# [What is expected]
Lines containing the word "Laporkan" are the ones to copy from the records below.

Segment Open

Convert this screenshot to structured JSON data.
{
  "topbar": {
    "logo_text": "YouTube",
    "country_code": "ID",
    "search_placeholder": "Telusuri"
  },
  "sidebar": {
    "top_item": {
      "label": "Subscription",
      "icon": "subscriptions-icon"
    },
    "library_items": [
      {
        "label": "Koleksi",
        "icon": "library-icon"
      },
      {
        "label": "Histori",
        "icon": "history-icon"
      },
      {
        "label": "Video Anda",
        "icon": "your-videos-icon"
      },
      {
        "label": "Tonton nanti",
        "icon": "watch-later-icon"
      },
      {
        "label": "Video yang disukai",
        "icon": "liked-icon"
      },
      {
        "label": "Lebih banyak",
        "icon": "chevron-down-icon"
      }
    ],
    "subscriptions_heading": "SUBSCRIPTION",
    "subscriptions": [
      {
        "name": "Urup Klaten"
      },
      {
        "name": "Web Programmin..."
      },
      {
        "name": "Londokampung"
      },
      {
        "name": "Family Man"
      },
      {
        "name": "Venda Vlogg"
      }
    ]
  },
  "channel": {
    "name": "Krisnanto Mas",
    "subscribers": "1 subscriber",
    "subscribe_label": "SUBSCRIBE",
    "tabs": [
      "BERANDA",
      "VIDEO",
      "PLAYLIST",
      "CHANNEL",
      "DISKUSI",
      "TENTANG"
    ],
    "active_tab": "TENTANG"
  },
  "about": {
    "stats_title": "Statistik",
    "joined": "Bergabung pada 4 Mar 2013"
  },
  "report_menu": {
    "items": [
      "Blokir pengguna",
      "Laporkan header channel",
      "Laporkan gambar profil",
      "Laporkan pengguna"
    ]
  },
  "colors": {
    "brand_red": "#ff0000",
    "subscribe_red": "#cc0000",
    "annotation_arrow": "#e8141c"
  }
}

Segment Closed

# [Final answer]
      "Laporkan header channel",
      "Laporkan gambar profil",
      "Laporkan pengguna"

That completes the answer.